Christmas is the personification of consumerism draped in blinking lights and tied up with a red velvety bow, the merriest celebration of capitalism’s greatest need, the ultimate proliferation and consumption of stuff. Really, The Grinch doesn’t hate Christmas, he hates what the holiday lauds. Maybe the guy isn’t a creep, maybe he’s just anti-capitalist.
You’re a lean one, Mr. Grinch
The Grinch lives off the grid. He does not participate in the system, he doesn’t go shopping or on vacation, he doesn’t even have a mortgage. Instead, he lives alone in a cave on top of a mountain, entirely outside of the capitalist structure. He doesn’t generate waste, either. In the film version, he survives by collecting and repurposing trash from Whoville. When he decides to head to town to steal all the Who’s Christmas stuff, he doesn’t need to find a reindeer but makes one out of his dog and reuses old sacks to fill his sleigh.
If you’re paying close attention to the Dr. Seuss tale, it’s not necessarily the stuff that pisses of The Grinch, it’s the commotion. “They’d rush for their toys, and then, oh the noise!” High on his perch, The Grinch cannot see the plundering, crafting, and consumption, but he’s not safe from the shrieks and cheers of the industrial system at large, either.
We all know the rest. Down below in Whoville, The Grinch snatches up every speck of Christmas he can find, even if that means wrenching out the heart of sweet Cindy Lou Who and stomping on it. It’s when he returns to the mountaintop that The Grinch’s tale turns revolutionary.
The Unity of Community
Entirely expecting to hear nothing but weeping, The Grinch is confronted by singing. How? How could the Whos, a direct representation of the most capitalistic of Americans focused entirely on acquiring, still find a way to be joyful?
It’s within the need to sing that we can fathom hope not only for a Christmas without consumerism but a life without capitalism. Take away all the stuff and you’ve suddenly got a system deprived of the very thing that provides its life force. What we’ve got left is what we actually need to survive: each other. The Whos rejoice in the face of loss because they can foster a deep sense of community. This is what Marx refers to when discussing the tenets of communism. A community, leaning on and solely need each other. While vague, this is the ‘something more’ that The Grinch realizes Christmas is truly about. Sharing. Love. Survival is not only possible without things, but thriving is attainable when we put our focus on each other. This is how we undermine the consumerism that we know to be Christmas.

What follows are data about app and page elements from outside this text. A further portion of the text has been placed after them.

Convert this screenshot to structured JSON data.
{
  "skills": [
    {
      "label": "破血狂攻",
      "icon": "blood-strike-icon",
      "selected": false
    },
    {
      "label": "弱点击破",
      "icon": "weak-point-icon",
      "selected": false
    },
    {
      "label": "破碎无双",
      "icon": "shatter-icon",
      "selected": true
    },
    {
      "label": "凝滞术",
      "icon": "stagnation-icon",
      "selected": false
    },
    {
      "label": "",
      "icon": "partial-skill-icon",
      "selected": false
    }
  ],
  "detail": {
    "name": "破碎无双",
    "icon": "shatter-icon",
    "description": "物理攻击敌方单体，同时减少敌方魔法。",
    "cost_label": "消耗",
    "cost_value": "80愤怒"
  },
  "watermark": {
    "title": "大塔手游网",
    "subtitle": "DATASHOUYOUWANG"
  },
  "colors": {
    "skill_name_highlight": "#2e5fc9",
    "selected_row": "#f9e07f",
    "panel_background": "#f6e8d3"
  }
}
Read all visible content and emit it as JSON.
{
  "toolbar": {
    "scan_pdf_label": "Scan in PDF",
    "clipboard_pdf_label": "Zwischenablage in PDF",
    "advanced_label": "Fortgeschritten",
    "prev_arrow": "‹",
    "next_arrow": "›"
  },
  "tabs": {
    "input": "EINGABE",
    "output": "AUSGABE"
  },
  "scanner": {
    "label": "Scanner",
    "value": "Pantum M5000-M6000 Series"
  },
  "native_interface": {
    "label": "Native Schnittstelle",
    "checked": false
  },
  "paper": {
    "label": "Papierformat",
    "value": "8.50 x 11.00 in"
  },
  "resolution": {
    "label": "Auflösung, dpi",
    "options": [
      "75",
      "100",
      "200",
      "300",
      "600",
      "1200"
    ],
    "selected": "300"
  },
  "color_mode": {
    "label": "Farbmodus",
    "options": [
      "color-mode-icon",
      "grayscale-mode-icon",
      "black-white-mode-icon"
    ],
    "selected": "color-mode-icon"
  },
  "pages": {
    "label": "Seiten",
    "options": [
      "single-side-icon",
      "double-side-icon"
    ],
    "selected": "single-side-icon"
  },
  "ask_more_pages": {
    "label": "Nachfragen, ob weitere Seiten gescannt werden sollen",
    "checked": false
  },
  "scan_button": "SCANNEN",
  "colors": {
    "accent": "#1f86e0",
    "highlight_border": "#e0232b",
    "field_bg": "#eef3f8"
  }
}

It’s not without noting, however, that when the The Grinch goes down into Whoville the final time, he returns all the presents and goes so far as to carve the Who’s turkey. If this guy disdains capitalism so much, then why does he give back the very thing which requires the system to function? Is it somehow better that the Whos know capitalism is ruinous to all aspects of life while still engaging in it than by being blind to it all?
In his 2017 article for HuffPost (which I discovered midway through writing this article- original idea it is not, apparently!) Cavan W. Concannon brings up an excellent point about what returning the presents means, and how a future without capitalism would actually come about.
It takes a radical act of violence, both Concannon and Marx acknowledge, to move out of the destructive system of capitalism. This is a children’s story after all, and how would it look if The Whos destroyed all of the gifts, not if The Grinch merely stole them? This violent act would signal a true dismantling of the system (and it probably wouldn’t sell very many books). Are we ready? Is Dr. Seuss merely planting a seed?
Concannon notes that “the hope for such an act lies in a community choosing to face its world with no illusions.” That’s pretty brave. Perhaps if we’re brave enough to undermine Christmas jut once, as the supply chain threatens, we can imagine a world without stuff, a world of community, a world without destruction.